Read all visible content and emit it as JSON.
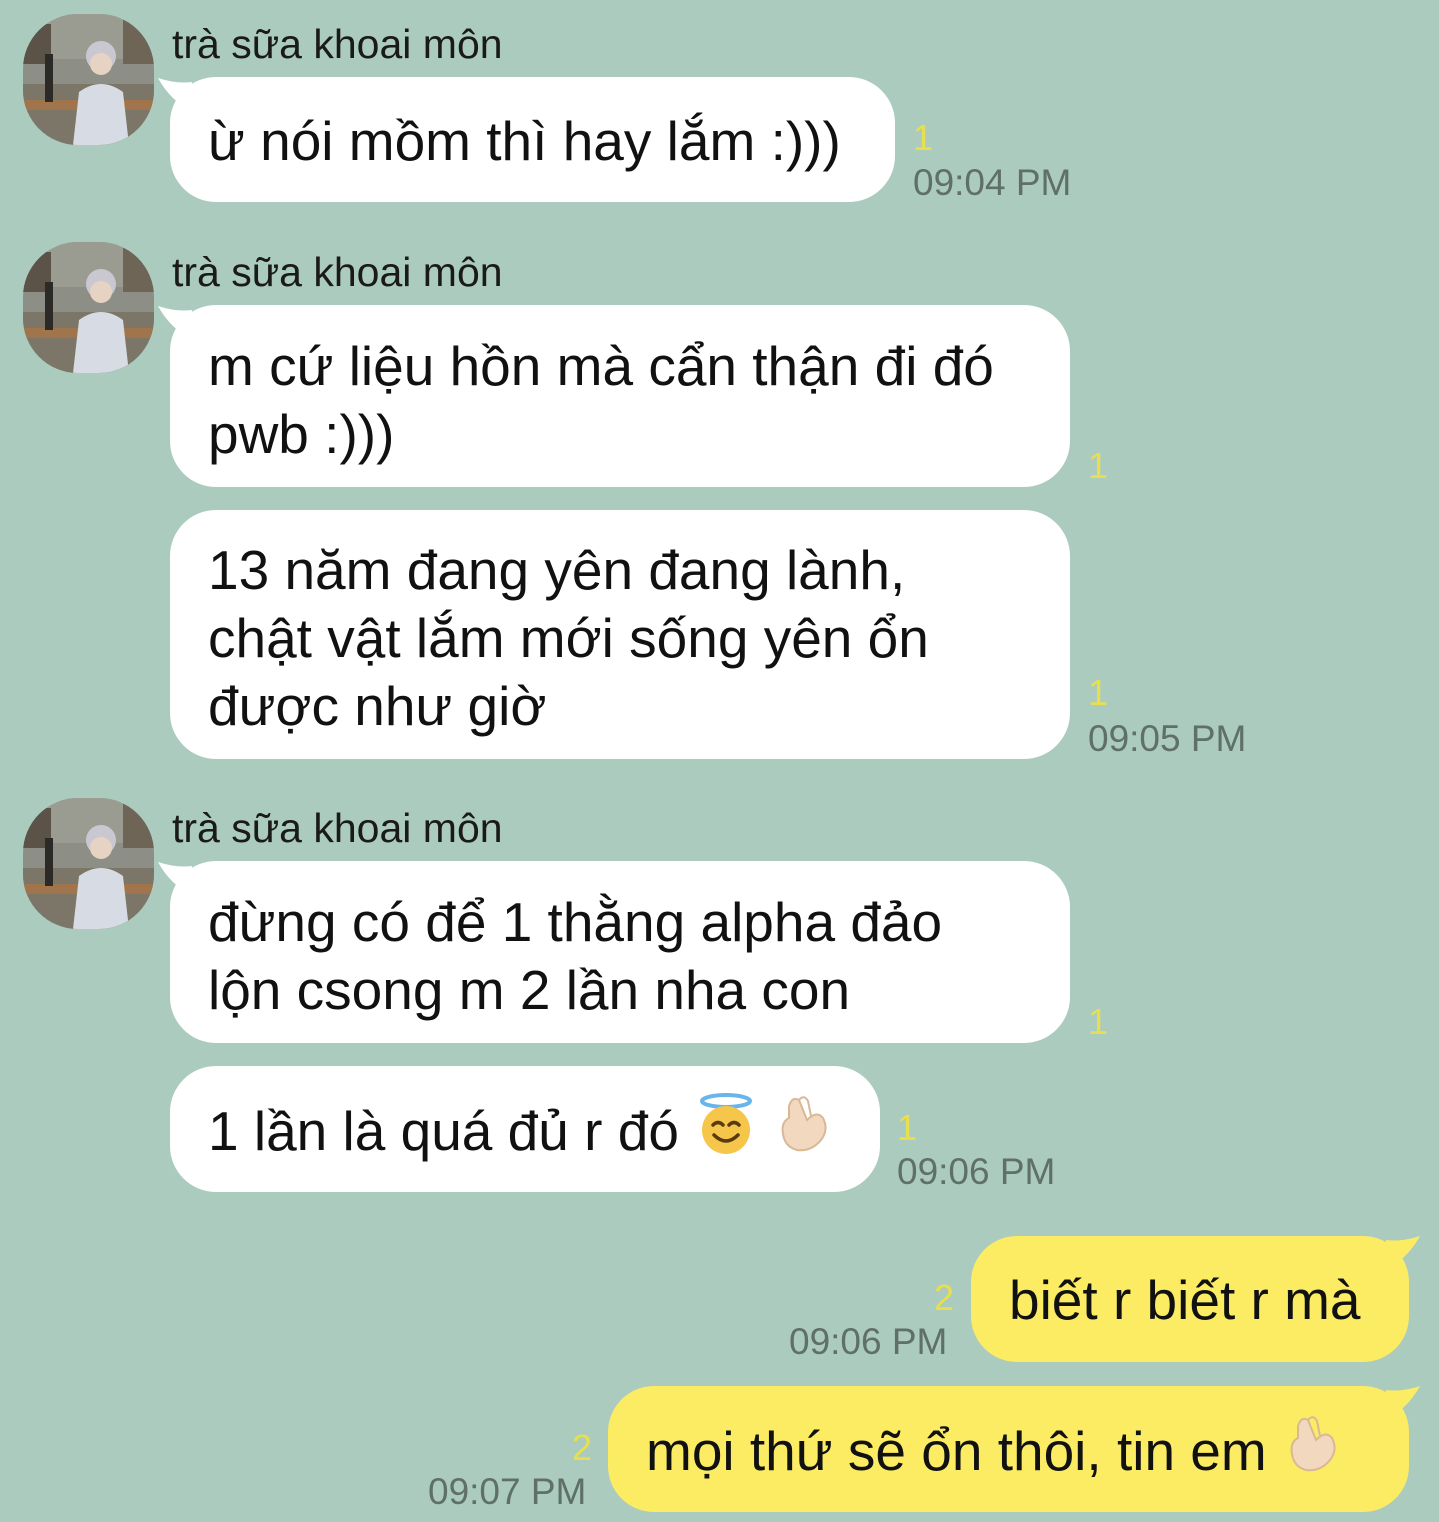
{
  "contact": {
    "name": "trà sữa khoai môn"
  },
  "messages": [
    {
      "text": "ừ nói mồm thì hay lắm :)))",
      "count": "1",
      "time": "09:04 PM"
    },
    {
      "line1": "m cứ liệu hồn mà cẩn thận đi đó",
      "line2": "pwb :)))",
      "count": "1"
    },
    {
      "line1": "13 năm đang yên đang lành,",
      "line2": "chật vật lắm mới sống yên ổn",
      "line3": "được như giờ",
      "count": "1",
      "time": "09:05 PM"
    },
    {
      "line1": "đừng có để 1 thằng alpha đảo",
      "line2": "lộn csong m 2 lần nha con",
      "count": "1"
    },
    {
      "text": "1 lần là quá đủ r đó",
      "count": "1",
      "time": "09:06 PM",
      "emojis": [
        "smiling-face-with-halo-icon",
        "crossed-fingers-heart-icon"
      ]
    }
  ],
  "outgoing": [
    {
      "text": "biết r biết r mà",
      "count": "2",
      "time": "09:06 PM"
    },
    {
      "text": "mọi thứ sẽ ổn thôi, tin em",
      "count": "2",
      "time": "09:07 PM",
      "emojis": [
        "crossed-fingers-heart-icon"
      ]
    }
  ],
  "colors": {
    "background": "#abcbbf",
    "incoming_bubble": "#ffffff",
    "outgoing_bubble": "#fbec64",
    "unread_count": "#e9df4e",
    "timestamp": "#5f6f69"
  }
}
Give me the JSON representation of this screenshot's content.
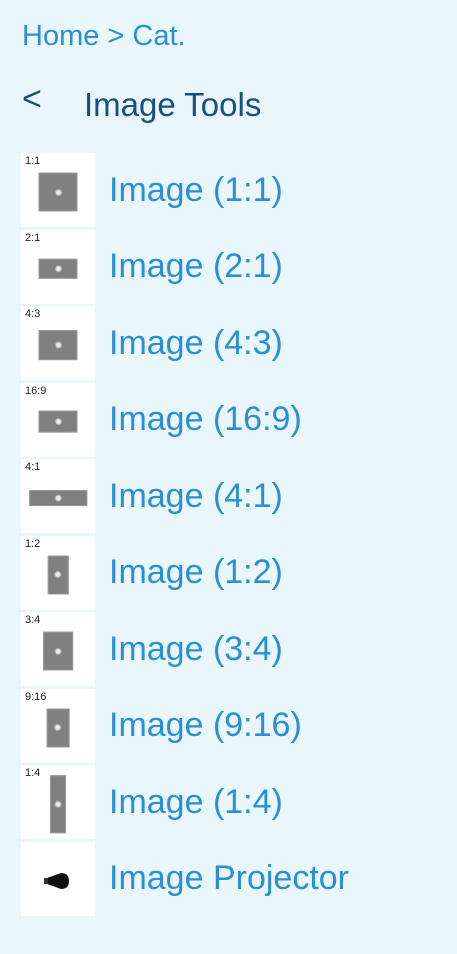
{
  "breadcrumb": {
    "home": "Home",
    "sep": ">",
    "current": "Cat."
  },
  "header": {
    "back": "<",
    "title": "Image Tools"
  },
  "items": [
    {
      "ratio": "1:1",
      "label": "Image (1:1)",
      "w": 1,
      "h": 1
    },
    {
      "ratio": "2:1",
      "label": "Image (2:1)",
      "w": 2,
      "h": 1
    },
    {
      "ratio": "4:3",
      "label": "Image (4:3)",
      "w": 4,
      "h": 3
    },
    {
      "ratio": "16:9",
      "label": "Image (16:9)",
      "w": 16,
      "h": 9
    },
    {
      "ratio": "4:1",
      "label": "Image (4:1)",
      "w": 4,
      "h": 1
    },
    {
      "ratio": "1:2",
      "label": "Image (1:2)",
      "w": 1,
      "h": 2
    },
    {
      "ratio": "3:4",
      "label": "Image (3:4)",
      "w": 3,
      "h": 4
    },
    {
      "ratio": "9:16",
      "label": "Image (9:16)",
      "w": 9,
      "h": 16
    },
    {
      "ratio": "1:4",
      "label": "Image (1:4)",
      "w": 1,
      "h": 4
    }
  ],
  "projector": {
    "label": "Image Projector",
    "icon": "projector-icon"
  }
}
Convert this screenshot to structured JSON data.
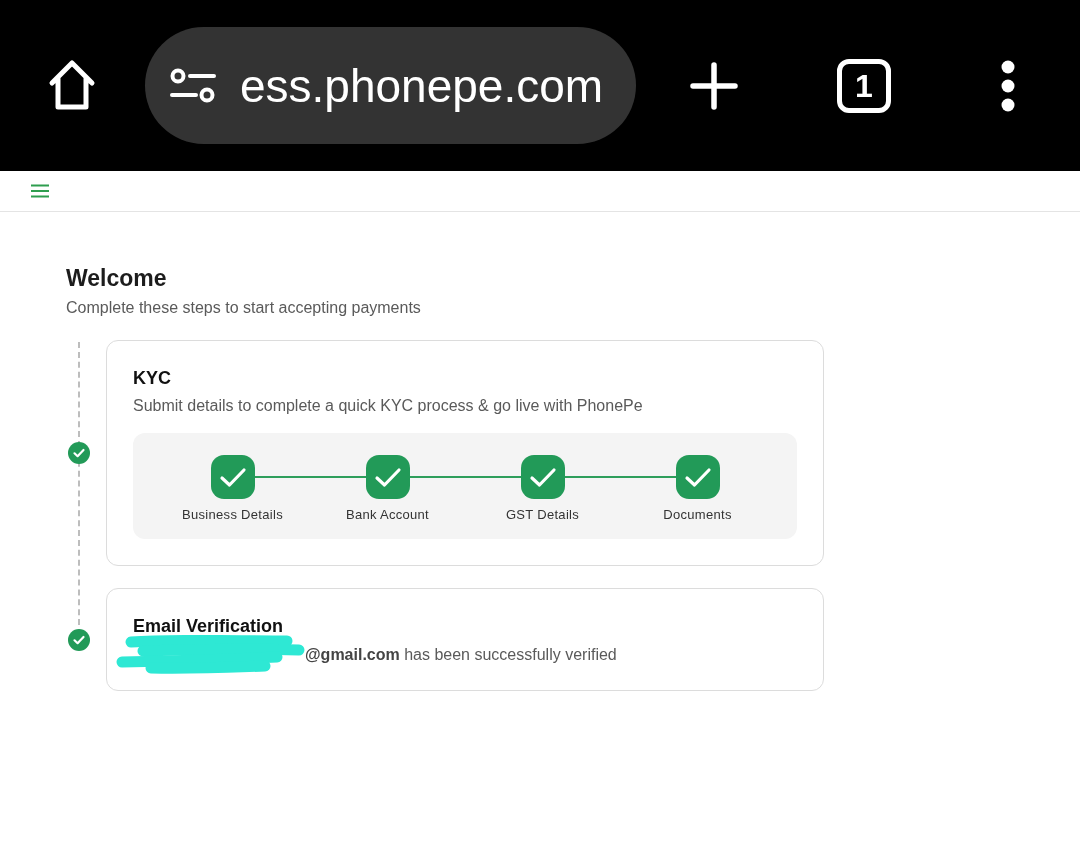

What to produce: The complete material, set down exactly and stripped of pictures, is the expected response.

Solved exercise:
Read all visible content and emit it as JSON.
{
  "contact": {
    "name": "trà sữa khoai môn"
  },
  "messages": [
    {
      "text": "ừ nói mồm thì hay lắm :)))",
      "count": "1",
      "time": "09:04 PM"
    },
    {
      "line1": "m cứ liệu hồn mà cẩn thận đi đó",
      "line2": "pwb :)))",
      "count": "1"
    },
    {
      "line1": "13 năm đang yên đang lành,",
      "line2": "chật vật lắm mới sống yên ổn",
      "line3": "được như giờ",
      "count": "1",
      "time": "09:05 PM"
    },
    {
      "line1": "đừng có để 1 thằng alpha đảo",
      "line2": "lộn csong m 2 lần nha con",
      "count": "1"
    },
    {
      "text": "1 lần là quá đủ r đó",
      "count": "1",
      "time": "09:06 PM",
      "emojis": [
        "smiling-face-with-halo-icon",
        "crossed-fingers-heart-icon"
      ]
    }
  ],
  "outgoing": [
    {
      "text": "biết r biết r mà",
      "count": "2",
      "time": "09:06 PM"
    },
    {
      "text": "mọi thứ sẽ ổn thôi, tin em",
      "count": "2",
      "time": "09:07 PM",
      "emojis": [
        "crossed-fingers-heart-icon"
      ]
    }
  ],
  "colors": {
    "background": "#abcbbf",
    "incoming_bubble": "#ffffff",
    "outgoing_bubble": "#fbec64",
    "unread_count": "#e9df4e",
    "timestamp": "#5f6f69"
  }
}
Give me the JSON representation of this screenshot's content.
{
  "breadcrumb": {
    "home": "Home",
    "sep": ">",
    "current": "Cat."
  },
  "header": {
    "back": "<",
    "title": "Image Tools"
  },
  "items": [
    {
      "ratio": "1:1",
      "label": "Image (1:1)",
      "w": 1,
      "h": 1
    },
    {
      "ratio": "2:1",
      "label": "Image (2:1)",
      "w": 2,
      "h": 1
    },
    {
      "ratio": "4:3",
      "label": "Image (4:3)",
      "w": 4,
      "h": 3
    },
    {
      "ratio": "16:9",
      "label": "Image (16:9)",
      "w": 16,
      "h": 9
    },
    {
      "ratio": "4:1",
      "label": "Image (4:1)",
      "w": 4,
      "h": 1
    },
    {
      "ratio": "1:2",
      "label": "Image (1:2)",
      "w": 1,
      "h": 2
    },
    {
      "ratio": "3:4",
      "label": "Image (3:4)",
      "w": 3,
      "h": 4
    },
    {
      "ratio": "9:16",
      "label": "Image (9:16)",
      "w": 9,
      "h": 16
    },
    {
      "ratio": "1:4",
      "label": "Image (1:4)",
      "w": 1,
      "h": 4
    }
  ],
  "projector": {
    "label": "Image Projector",
    "icon": "projector-icon"
  }
}
Convert this screenshot to structured JSON data.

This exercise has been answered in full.